Second, prioritizing CanCon on social media in Canada risks deprioritizing it outside Canada. Trying to make online CanCon discoverable by pushing it at Canadians who may not want it is fraught with negative consequences. When recommended content is repeatedly ignored, stopped, or rated thumbs-down, algorithms interpret that feedback to mean people don’t want it, and deprioritize it worldwide. That would outweigh by far any small audience increase in Canada’s small market.
Third, there would be costs to alter social media operations to identify and prioritize CanCon only in Canada. Those costs would most likely be passed on to digital-first creators captured by CRTC regulation. It would be inappropriate to recoup those costs outside Canada, and users generally access social media for free.
Of course, digital-first creators could try to work-around the whole system and continue to rely on social media’s open access. But social media would still be required to promote, and make discoverable, whatever UGC the CRTC chooses to capture — subject to significant financial penalties. For their own protection, social media could require certification for all uploads from Canada, and/or for all content that they upload for Canadian creators. That would incentivize Canadian creators to upload from outside Canada — another work-around.
It’s ironic that, while Bill C-11 would penalize Canada’s market-driven digital-first creators, it would benefit those who create subsidized, certified and regulated CanCon for traditional radio and TV. They lobbied hard for this bill, and their certified CanCon is poised to take advantage of regulated online demand and discoverability. Yes, Canada’s Online Streaming Act would benefit primarily those with a vested interest in pre-internet media. Bad policy has perverse outcomes.
Digital-first creators have not asked for this market intervention. Nor were they initially consulted. They are starting to take note, and they don’t like what they see.
Canadians would pay, too. CRTC regulation would interfere with our online content preferences. To the extent that the risk of regulation drives online streamers to prevent access from Canadians, our freedom to access global online content would be diminished. That’s a core benefit of the internet. As consumers and/or taxpayers, we would ultimately help finance the high costs of CRTC regulation of online media.
Suggested amendment to C-11: Unequivocally exclude user-generated content, and restrict CRTC regulation of social media to imposing a reasonable financial contribution to support CanCon, and gathering information and data necessary for that purpose.
3. Recognize the benefits of competition and market forces.
The government’s rationale for Bill C-11 is the impact on Canadian broadcasting of increased competition from online media. Yet the bill makes no reference to the growing role, and benefits, of competition and increased choice.
Suggested amendment to C-11: Add the following after paragraph 5(2)(h) to ensure that CRTC regulation:
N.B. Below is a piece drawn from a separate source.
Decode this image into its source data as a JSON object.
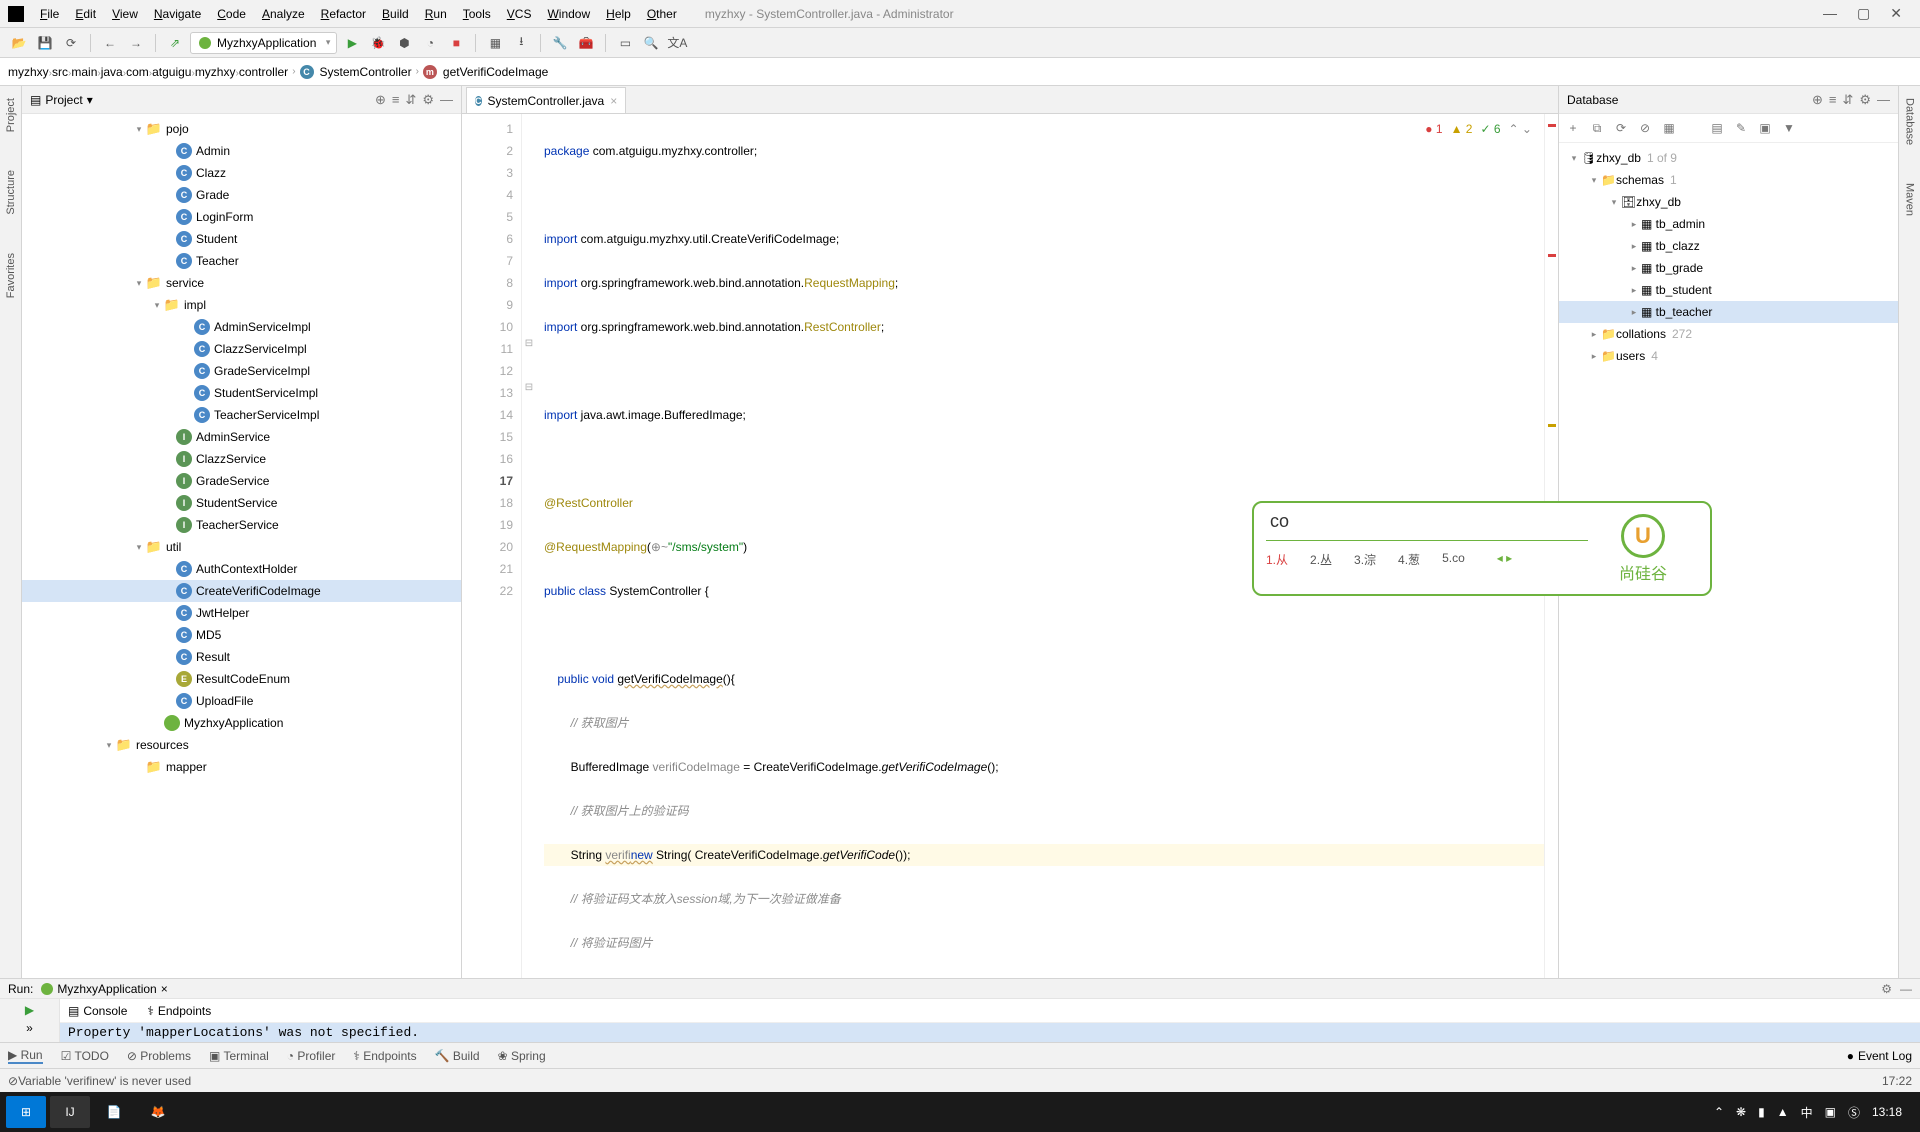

(i) recognizes that market forces, competition, and the increased choice of programming made available over the internet, contribute to achieving the broadcasting policy objectives in subsection 3 of this Act, and therefore ensures that regulation is demonstrably required, efficient and proportionate to its purpose.
Consultant Len St-Aubin concluded his previous long-time client commitment as of 31 Dec. 2020. The views expressed in this opinion are his alone. Formerly he was Director General, Telecommunications Policy, at Industry Canada, he was also a member of the policy teams that developed both the 1991 Broadcasting Act and the 1993 Telecommunications Act.